Alpine readings (1)

Mo Anthoine, alpinist, expeditioner and gear maker, on "feeding the rat"

'The truth is, I like an unforgiving climate where if you make mistakes you suffer for it. That's what turns me on. It's like the difference between windsurfing on Lake Como in the summer and off the coast of Maine in winter. One is a challenge, the other is a soft option, something you do at weekends when you want to have a good time. 

Alpinist D. on La Ruinette, Valais Alps
(Photo by Alpine Light & Structure)
But every year you need to flush out your system and do a bit of suffering. It does you a power of good. I think it's because there is always a question mark about how you would perform. You have an idea of yourself and it can be quite a shock when you don't come up to your own expectations. If you just tootle along you can think you're a pretty slick bloke until things go wrong and you find you're nothing like what you imagined yourself to be. But if you deliberately put yourself in difficult situations, then you get a pretty good idea of how you are going. 

That's why I like feeding the rat. It's a sort of annual check-up on myself. The rat is you, really. It's the other you, and it's being fed by the you that you think you are. And they are often very different people. But when they come close to each other, that's smashing, that is. Then the rat's had a good meal and you come away feeling terrific. It's a fairly rare thing, but you have to keep feeding the brute, just for your own peace of mind. And even if you did blow it, at least there wouldn't be that great unknown. But to snuff it without knowing who you are and what you are capable of, I can't think of anything sadder than that.'


Al Alvarez, Feeding the rat: Profile of a climber, Bloomsbury Publishing, 2003 edition.


Iainhw said...

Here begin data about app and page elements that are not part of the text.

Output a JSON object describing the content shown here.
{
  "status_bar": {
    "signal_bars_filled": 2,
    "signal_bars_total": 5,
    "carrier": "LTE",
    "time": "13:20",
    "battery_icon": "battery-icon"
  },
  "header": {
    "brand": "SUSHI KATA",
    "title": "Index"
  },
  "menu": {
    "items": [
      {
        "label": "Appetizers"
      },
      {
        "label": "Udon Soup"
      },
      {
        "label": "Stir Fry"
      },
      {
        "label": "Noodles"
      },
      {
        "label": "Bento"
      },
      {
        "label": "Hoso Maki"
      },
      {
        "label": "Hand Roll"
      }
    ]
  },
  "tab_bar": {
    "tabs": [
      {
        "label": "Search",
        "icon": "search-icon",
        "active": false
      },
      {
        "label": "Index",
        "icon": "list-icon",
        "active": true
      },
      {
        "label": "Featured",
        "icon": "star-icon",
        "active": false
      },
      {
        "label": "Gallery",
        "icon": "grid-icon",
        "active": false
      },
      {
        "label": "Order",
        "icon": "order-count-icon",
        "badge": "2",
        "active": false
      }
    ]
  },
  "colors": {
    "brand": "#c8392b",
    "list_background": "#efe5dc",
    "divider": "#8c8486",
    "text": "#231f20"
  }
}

Good to see the phrase "feeding the rat" get some publicity. I've never forgotten it from when I read the book 20 odd years ago and frequently pondered it in climbing situations. Last year, when enjoying the delights of regular cold winter swimming, the phrase was also often at the forefront of my mind. I also got a kick to discover that Al Alvarez had also encountered the same in his later book Pondlife.

Edward J. Taylor said...

Amen brother. I'm quoted in an interview somewhere saying that this is what I like best about hard travel, that you are stripped of your usual comforts, and suddenly confronted by the person you really are.